Blunders and administrative errors led to record numbers of criminals being released in error from jail last year - and many WON’T have been forcibly returned, the government revealed today.
Statistics showing current conditions in prisons in England and Wales have also exposed soaring levels of violence in jails and assaults against staff.
Campaigners and watchdogs have issued a catalogue of warnings about violence, drug use and overcrowding across the jails in England and Wales, which has been hit by a number of disturbances in the last year.
And here are five startling statistics which show just how chaotic prisons have become.
1. Record Numbers Of Prisoners ‘Released In Error’
A record number of prisoners were let free in error last year, the government revealed today.
In 2016/17, 71 prisoners were released by mistake, an increase of 11%, from 2015/16, and is the highest in any financial year since modern records began in 2006/07.
And some interesting detail from the latest release shows how those prisoners released in error have done nothing wrong themselves - and may not even be returned to prison.
“Prisoners released in error are not considered unlawfully at large. They are not culpable and may be unaware that they have not completed their sentence or have outstanding warrants,” the report said. “Depending on the circumstances of the case, they may not be actively pursued for return to custody.”
2. Record Levels Of Prisoner-On-Prisoner Violence
The number of assaults against prisoners reached a record high last year, the most recent statistics show.
Assaults in prisons in England and Wales increased to a new high of 26,643 incidents in the year to March 2017 - 20% up on the year before.
The total number was equivalent to 20 assaults a day, the figures reveal.
Of these, over 19,000 were assaults involving prisoner-on-prisoner violence.
A lack of safety in prisons was highlighted by two high-profile riots last year.
3. Record Numbers Of Assaults On Prison Officers
The statistics also reveal record highs in the numbers of assaults on prison officers.
The numbers of assaults included a record 7,159 assaults on staff.
Prison officers’ unions have raised concerns over staffing levels and the safety of those working alone in wings.
4. Huge Surge In Prisoners Failing To Return From Temporary Release
A surge in the number of prisoners failing to return to prison after being released on a temporary licence was recorded last year.
In 2016/17 there were 267 temporary release failures, 42 of which were failures to return, resulting in prisoners being unlawfully at large.
This is an increase of 65% in temporary release failure incidents when compared to the previous year.

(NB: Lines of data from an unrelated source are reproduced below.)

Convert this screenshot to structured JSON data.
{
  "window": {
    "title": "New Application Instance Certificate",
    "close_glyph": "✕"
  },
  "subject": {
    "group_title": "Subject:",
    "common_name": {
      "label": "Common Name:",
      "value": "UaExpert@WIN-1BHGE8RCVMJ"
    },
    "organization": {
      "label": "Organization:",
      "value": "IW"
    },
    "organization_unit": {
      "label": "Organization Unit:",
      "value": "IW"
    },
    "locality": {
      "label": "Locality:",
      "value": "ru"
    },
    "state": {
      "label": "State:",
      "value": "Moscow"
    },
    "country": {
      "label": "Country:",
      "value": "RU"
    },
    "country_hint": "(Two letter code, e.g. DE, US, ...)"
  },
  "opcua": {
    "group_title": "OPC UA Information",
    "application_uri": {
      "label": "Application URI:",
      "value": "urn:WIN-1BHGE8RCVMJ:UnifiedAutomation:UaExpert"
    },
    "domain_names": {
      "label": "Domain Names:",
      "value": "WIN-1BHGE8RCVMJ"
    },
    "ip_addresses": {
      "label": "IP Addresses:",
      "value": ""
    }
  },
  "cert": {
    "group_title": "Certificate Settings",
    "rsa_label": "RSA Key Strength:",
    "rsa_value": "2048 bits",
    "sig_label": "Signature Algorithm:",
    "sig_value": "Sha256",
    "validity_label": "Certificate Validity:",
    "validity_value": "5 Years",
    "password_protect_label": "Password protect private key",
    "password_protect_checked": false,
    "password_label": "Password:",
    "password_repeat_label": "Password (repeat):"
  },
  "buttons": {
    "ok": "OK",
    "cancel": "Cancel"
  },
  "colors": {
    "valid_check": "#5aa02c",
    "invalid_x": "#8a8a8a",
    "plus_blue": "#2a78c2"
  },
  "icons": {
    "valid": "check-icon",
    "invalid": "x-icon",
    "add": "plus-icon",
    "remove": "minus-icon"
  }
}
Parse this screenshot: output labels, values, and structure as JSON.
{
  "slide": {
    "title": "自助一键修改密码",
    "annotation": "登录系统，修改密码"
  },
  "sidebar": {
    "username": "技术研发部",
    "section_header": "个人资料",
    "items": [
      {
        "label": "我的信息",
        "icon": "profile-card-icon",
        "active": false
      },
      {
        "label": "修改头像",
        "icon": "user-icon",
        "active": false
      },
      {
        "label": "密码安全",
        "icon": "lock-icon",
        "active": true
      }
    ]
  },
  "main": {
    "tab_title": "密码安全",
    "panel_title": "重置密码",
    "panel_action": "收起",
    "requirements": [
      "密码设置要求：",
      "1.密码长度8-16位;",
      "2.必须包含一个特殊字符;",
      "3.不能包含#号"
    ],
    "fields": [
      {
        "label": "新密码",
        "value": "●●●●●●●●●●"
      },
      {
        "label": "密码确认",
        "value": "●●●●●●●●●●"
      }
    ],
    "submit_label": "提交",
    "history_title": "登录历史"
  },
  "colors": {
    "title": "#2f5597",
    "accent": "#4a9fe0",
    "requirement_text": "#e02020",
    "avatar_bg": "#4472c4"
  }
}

The government said the increase could be “partly explained” by more stringent recording methods.
5. 10 Jails Are Of ‘Serious Concern’
The performance of 10 prisons in England and Wales gave rise to “serious concerns”, the government said.
HMPs Bristol, Brixton, Birmingham - where riots occurred last year, Bedford, Pentonville, Hindley, Wandsworth, Liverpool, Guy’s Marsh, and Wormwood Scrubs were awarded “Rating 1”, denoting ‘serious concern’.
The report said: “The Government is reforming the way prisons work in order to improve how they protect the public, keep staff and prisoners safe, and help offenders turn away from crime.”
Earlier this month Peter Clarke, the Chief Inspector of Prisons, warned that staffing levels in many establishments are too low to maintain order and described the conditions some inmates are held in as “squalid, dirty and disgraceful”.
Peter Dawson, director of the Prison Reform Trust, said: “These numbers confirm what the Chief Inspector of Prisons has described in graphic detail - that our prison system is nowhere near being safe for those who live and work within it.”
Ministers have launched a recruitment drive to add 2,500 frontline officers, and put in place new measures to tackle the availability of mobile phones and drugs in jails as part of a reform drive.
Justice Secretary David Lidington said improving safety and security in prisons was his top priority.
He said: “These figures reinforce how crucial it is that we make progress as quickly as possible.
“I have seen first-hand the challenges our dedicated and hard-working prison staff face.
“Boosting the frontline is critical to achieving safety and the number of prison officers we are recruiting is rising, with the number of new prison officers joining the service at its highest level since 2010.”